Hang out to dry is an idiom that has been in use for decades. We will examine the meaning of the idiom hang out to dry, where it came from, and some examples of its idiomatic usage in sentences.
Hang out to dry means to abandon someone, to desert someone who is in trouble, or to leave him behind. Often, the expression hang out to dry is used to mean to allow someone else to take all the blame for a situation that does not turn out well. The phrase hang out to dry is sometimes rendered as left out to dry. The expression came into use in the middle of the twentieth century and is presumed to be an allusion to clothes hanging on a line to dry. The phrase carries a connotation of helplessness, like clothes pinned to a line and at the mercy of the sunshine and wind. Related phrases are hangs out to dry, hung out to dry, hanging out to dry.
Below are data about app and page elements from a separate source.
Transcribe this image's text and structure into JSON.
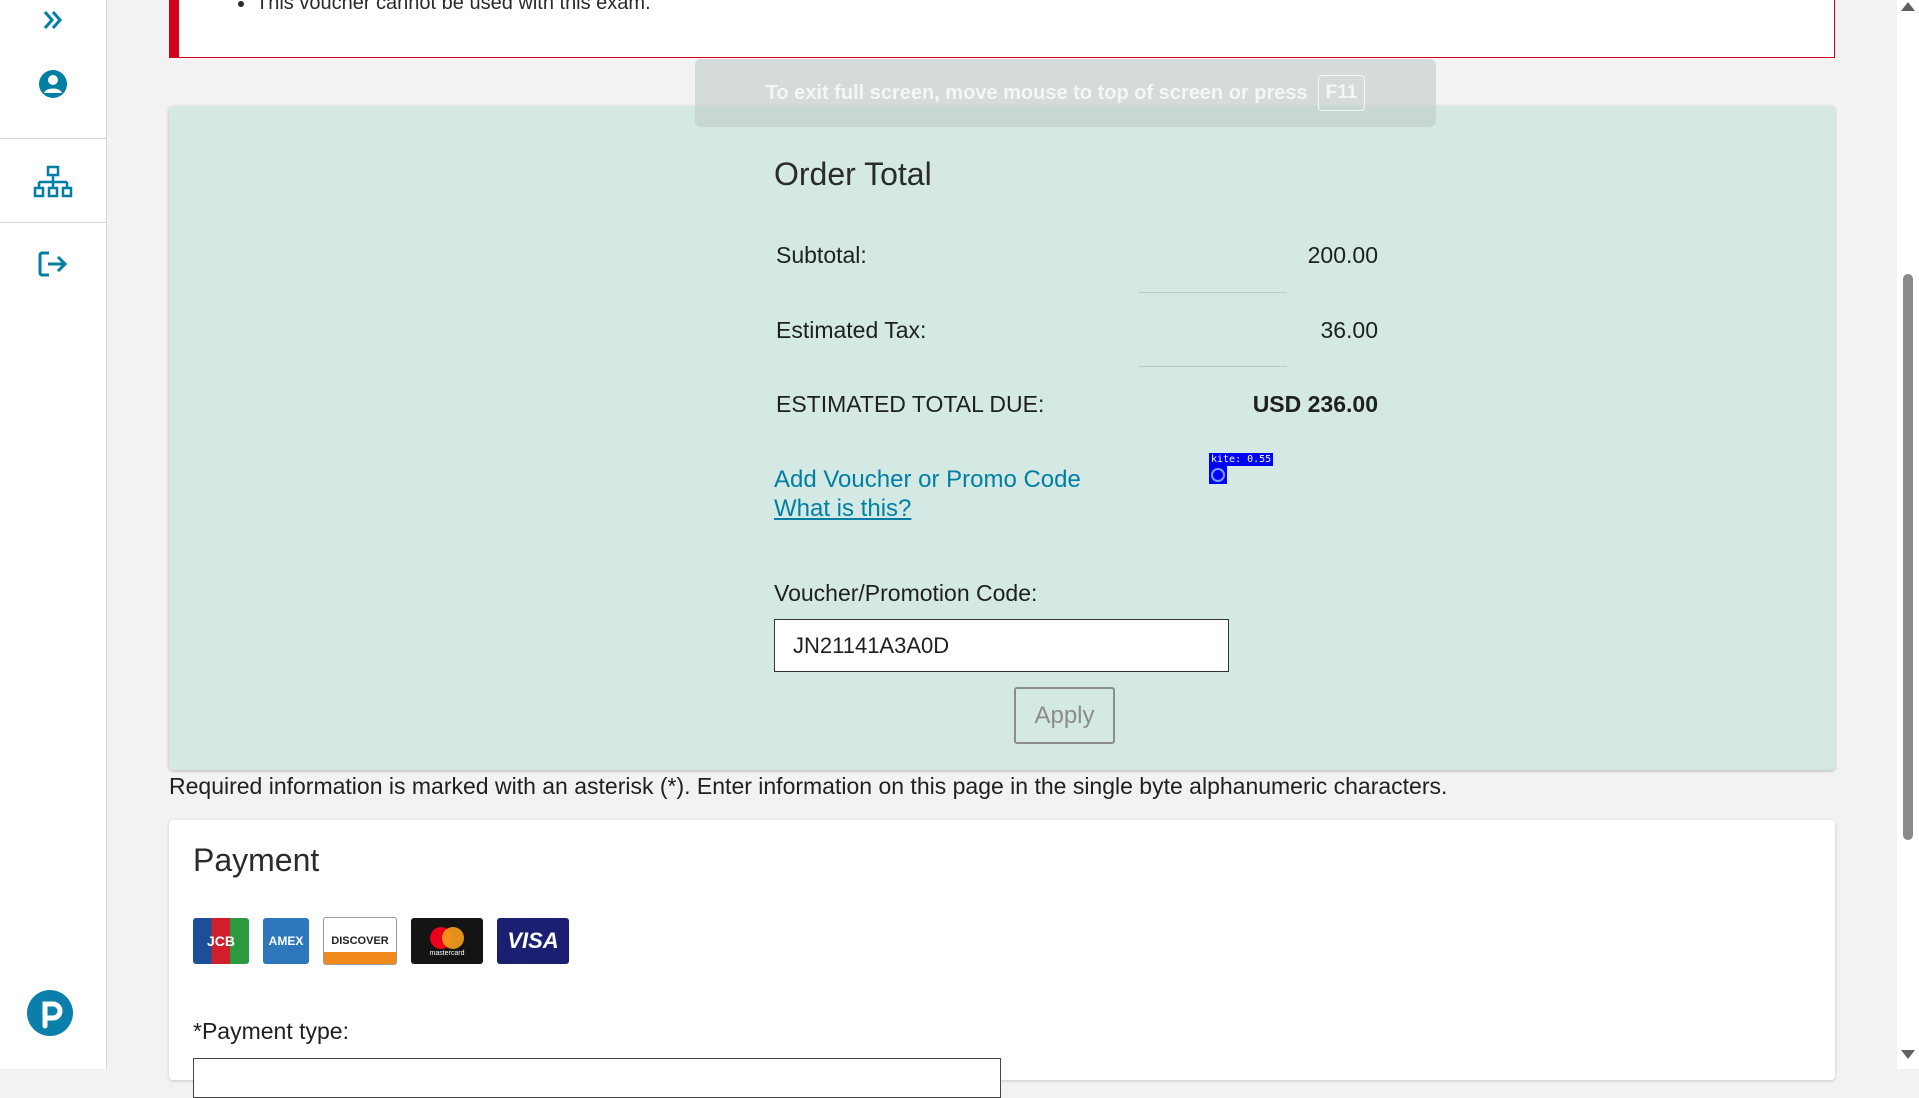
{
  "sidebar": {
    "items": [
      {
        "icon": "expand-chevrons-icon"
      },
      {
        "icon": "user-account-icon"
      },
      {
        "icon": "sitemap-icon"
      },
      {
        "icon": "sign-out-icon"
      }
    ],
    "logo_icon": "pearson-logo-icon",
    "accent": "#0b7fab"
  },
  "error": {
    "message": "This voucher cannot be used with this exam.",
    "color": "#d3001c"
  },
  "fullscreen_toast": {
    "text": "To exit full screen, move mouse to top of screen or press",
    "key": "F11"
  },
  "order_total": {
    "title": "Order Total",
    "rows": [
      {
        "label": "Subtotal:",
        "value": "200.00"
      },
      {
        "label": "Estimated Tax:",
        "value": "36.00"
      },
      {
        "label": "ESTIMATED TOTAL DUE:",
        "value": "USD 236.00"
      }
    ],
    "add_voucher_link": "Add Voucher or Promo Code",
    "what_is_this_link": "What is this?",
    "kite_label": "kite: 0.55",
    "voucher_label": "Voucher/Promotion Code:",
    "voucher_value": "JN21141A3A0D",
    "apply_label": "Apply",
    "background": "#d4e9e3"
  },
  "required_note": "Required information is marked with an asterisk (*). Enter information on this page in the single byte alphanumeric characters.",
  "payment": {
    "title": "Payment",
    "cards": [
      {
        "name": "JCB",
        "icon": "jcb-card-icon"
      },
      {
        "name": "AMEX",
        "icon": "amex-card-icon"
      },
      {
        "name": "DISCOVER",
        "icon": "discover-card-icon"
      },
      {
        "name": "mastercard",
        "icon": "mastercard-card-icon"
      },
      {
        "name": "VISA",
        "icon": "visa-card-icon"
      }
    ],
    "payment_type_label": "*Payment type:"
  }
}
Theresa May and Boris Johnson let the former chief Brexit negotiator Olly Robbins and other civil servants hang out to dry after they became “targets for political attacks”, an investigation into Whitehall’s role in the Brexit drama of the past four years has found. (The Guardian)
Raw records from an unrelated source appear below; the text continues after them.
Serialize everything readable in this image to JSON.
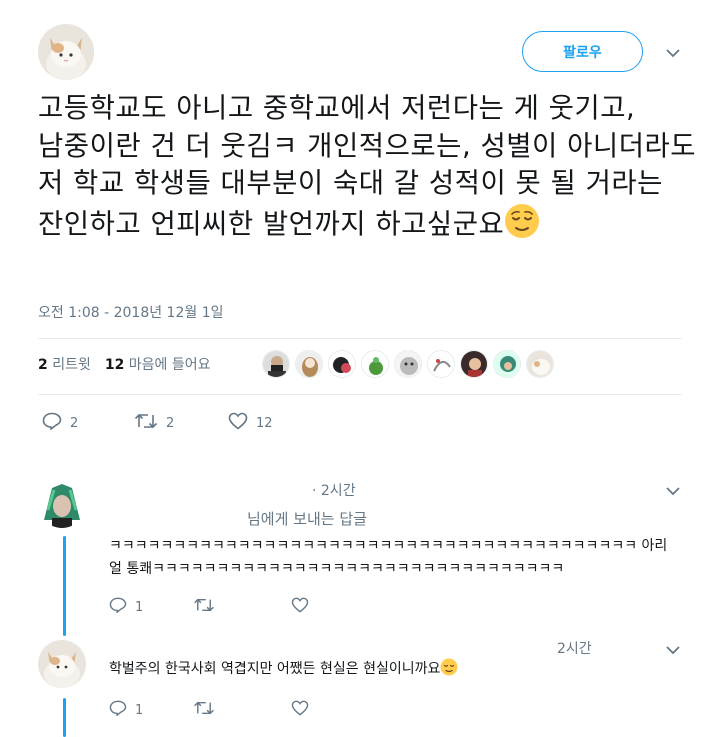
{
  "tweet": {
    "follow_label": "팔로우",
    "text": "고등학교도 아니고 중학교에서 저런다는 게 웃기고, 남중이란 건 더 웃김ㅋ 개인적으로는, 성별이 아니더라도 저 학교 학생들 대부분이  숙대 갈 성적이 못 될 거라는 잔인하고 언피씨한 발언까지 하고싶군요",
    "timestamp": "오전 1:08 - 2018년 12월 1일",
    "retweet_count": "2",
    "retweet_label": "리트윗",
    "like_count": "12",
    "like_label": "마음에 들어요",
    "actions": {
      "reply": "2",
      "retweet": "2",
      "like": "12"
    }
  },
  "replies": [
    {
      "time": "· 2시간",
      "reply_to": "님에게 보내는 답글",
      "text": "ㅋㅋㅋㅋㅋㅋㅋㅋㅋㅋㅋㅋㅋㅋㅋㅋㅋㅋㅋㅋㅋㅋㅋㅋㅋㅋㅋㅋㅋㅋㅋㅋㅋㅋㅋㅋㅋㅋㅋㅋㅋ 아리얼 통쾌ㅋㅋㅋㅋㅋㅋㅋㅋㅋㅋㅋㅋㅋㅋㅋㅋㅋㅋㅋㅋㅋㅋㅋㅋㅋㅋㅋㅋㅋㅋㅋㅋ",
      "reply_count": "1",
      "retweet_count": "",
      "like_count": ""
    },
    {
      "time": "2시간",
      "text": "학벌주의 한국사회 역겹지만 어쨌든 현실은 현실이니까요",
      "reply_count": "1",
      "retweet_count": "",
      "like_count": ""
    }
  ],
  "icons": {
    "chevron": "chevron-down-icon",
    "reply": "reply-icon",
    "retweet": "retweet-icon",
    "like": "heart-icon",
    "emoji": "relieved-face-emoji"
  },
  "colors": {
    "accent": "#1da1f2",
    "muted": "#657786",
    "text": "#14171a",
    "divider": "#e6ecf0"
  }
}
He described long fights to get the IRF to pay his client’s claims, often leading to a stalemate — if he and his client wanted compensation above the IRF’s $1 million cap for civil rights claims, they’d have to sue individual employees, who are left to “hang out to dry” by the IRF if they’re sued, he said. (The Charleston Post and Courier)
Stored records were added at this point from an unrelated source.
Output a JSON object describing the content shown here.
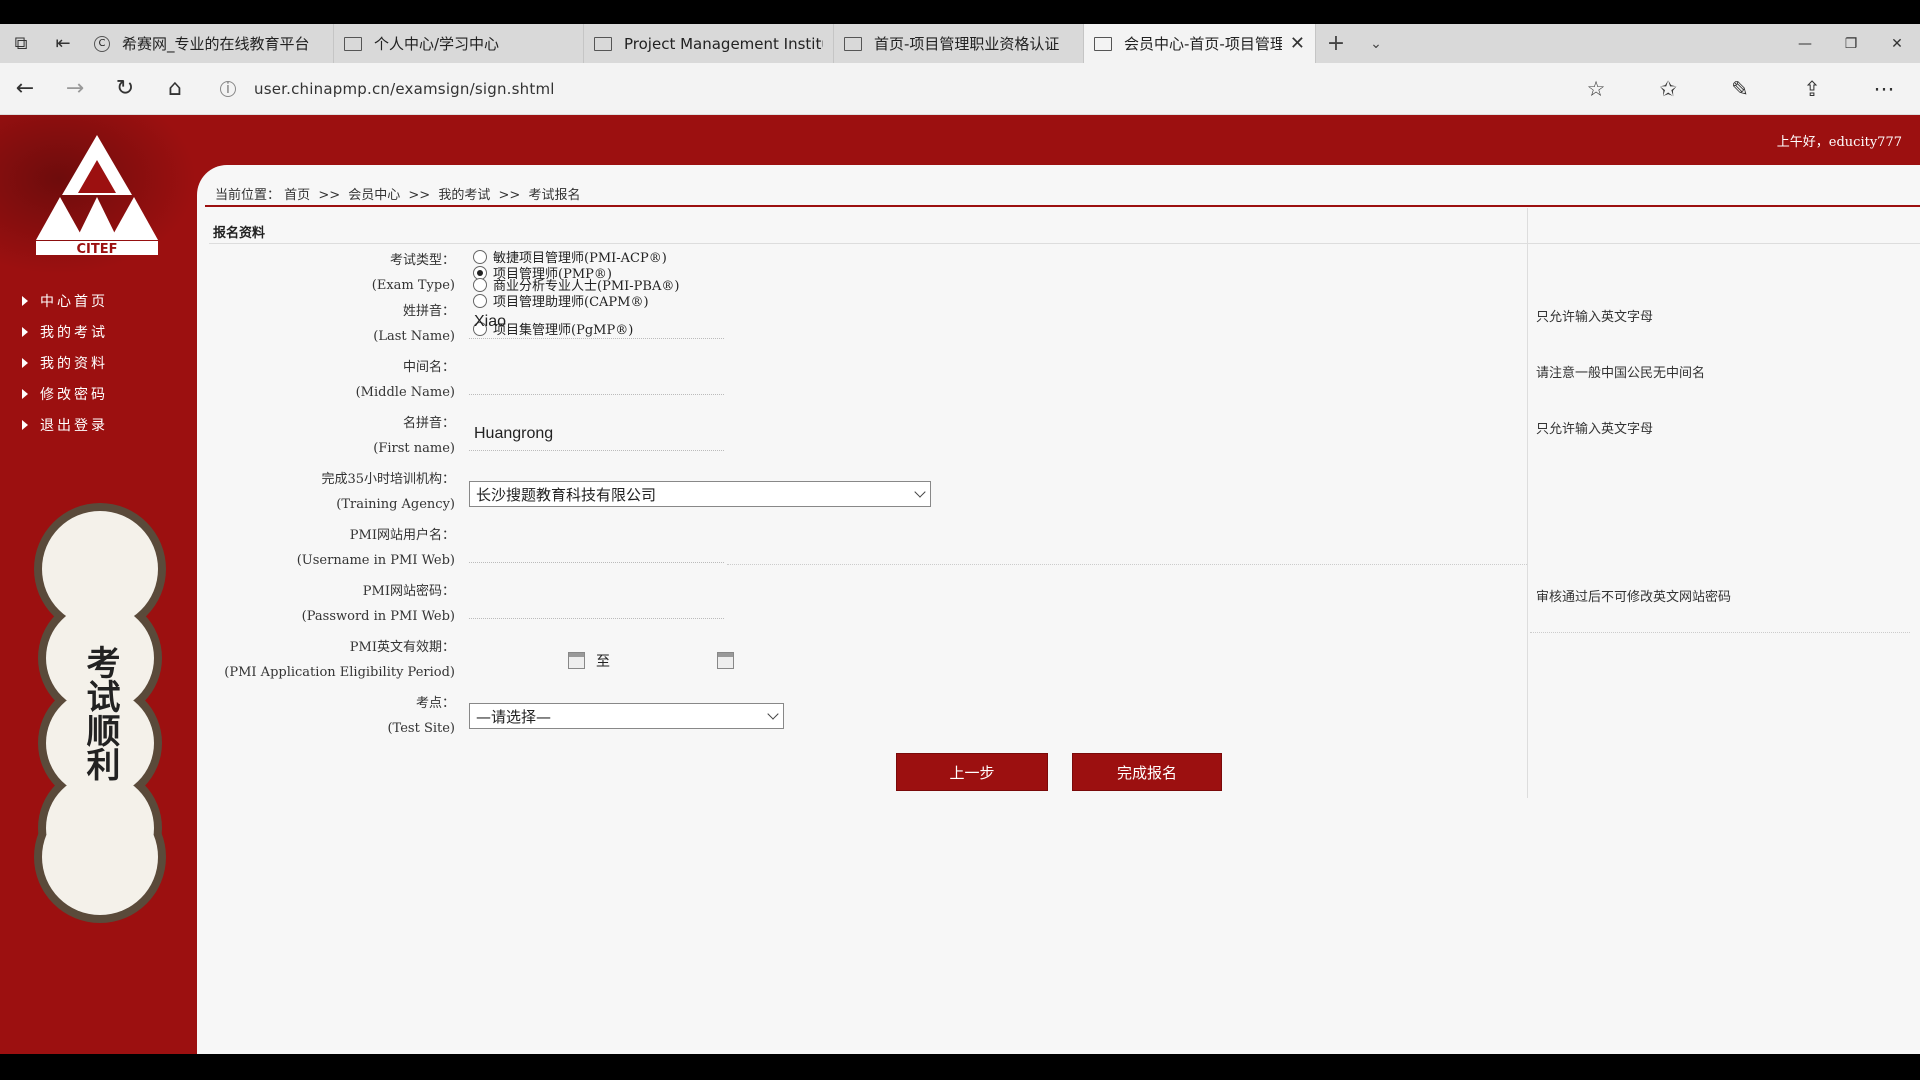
{
  "browser": {
    "tabs": [
      {
        "label": "希赛网_专业的在线教育平台"
      },
      {
        "label": "个人中心/学习中心"
      },
      {
        "label": "Project Management Institu"
      },
      {
        "label": "首页-项目管理职业资格认证"
      },
      {
        "label": "会员中心-首页-项目管理",
        "active": true
      }
    ],
    "url": "user.chinapmp.cn/examsign/sign.shtml"
  },
  "header": {
    "greeting": "上午好，educity777"
  },
  "sidebar": {
    "logo_text": "CITEF",
    "items": [
      {
        "label": "中心首页"
      },
      {
        "label": "我的考试"
      },
      {
        "label": "我的资料"
      },
      {
        "label": "修改密码"
      },
      {
        "label": "退出登录"
      }
    ],
    "badge_text": "考试顺利"
  },
  "breadcrumb": {
    "prefix": "当前位置：",
    "items": [
      "首页",
      "会员中心",
      "我的考试",
      "考试报名"
    ],
    "separator": ">>"
  },
  "section": {
    "title": "报名资料"
  },
  "form": {
    "exam_type": {
      "label_cn": "考试类型：",
      "label_en": "(Exam Type)",
      "options": [
        {
          "label": "项目管理师(PMP®)",
          "checked": true
        },
        {
          "label": "项目管理助理师(CAPM®)",
          "checked": false
        },
        {
          "label": "项目集管理师(PgMP®)",
          "checked": false
        },
        {
          "label": "敏捷项目管理师(PMI-ACP®)",
          "checked": false
        },
        {
          "label": "商业分析专业人士(PMI-PBA®)",
          "checked": false
        }
      ]
    },
    "last_name": {
      "label_cn": "姓拼音：",
      "label_en": "(Last Name)",
      "value": "Xiao",
      "hint": "只允许输入英文字母"
    },
    "middle_name": {
      "label_cn": "中间名：",
      "label_en": "(Middle Name)",
      "value": "",
      "hint": "请注意一般中国公民无中间名"
    },
    "first_name": {
      "label_cn": "名拼音：",
      "label_en": "(First name)",
      "value": "Huangrong",
      "hint": "只允许输入英文字母"
    },
    "training_agency": {
      "label_cn": "完成35小时培训机构：",
      "label_en": "(Training Agency)",
      "value": "长沙搜题教育科技有限公司"
    },
    "pmi_username": {
      "label_cn": "PMI网站用户名：",
      "label_en": "(Username in PMI Web)",
      "value": ""
    },
    "pmi_password": {
      "label_cn": "PMI网站密码：",
      "label_en": "(Password in PMI Web)",
      "value": "",
      "hint": "审核通过后不可修改英文网站密码"
    },
    "eligibility": {
      "label_cn": "PMI英文有效期：",
      "label_en": "(PMI Application Eligibility Period)",
      "to": "至"
    },
    "test_site": {
      "label_cn": "考点：",
      "label_en": "(Test Site)",
      "value": "—请选择—"
    }
  },
  "buttons": {
    "prev": "上一步",
    "submit": "完成报名"
  },
  "colors": {
    "brand_red": "#9c1010"
  }
}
Unfortunately, working families and early childhood caregivers have been hung out to dry by the Trump administration from the beginning. (The Las Vegas Sun)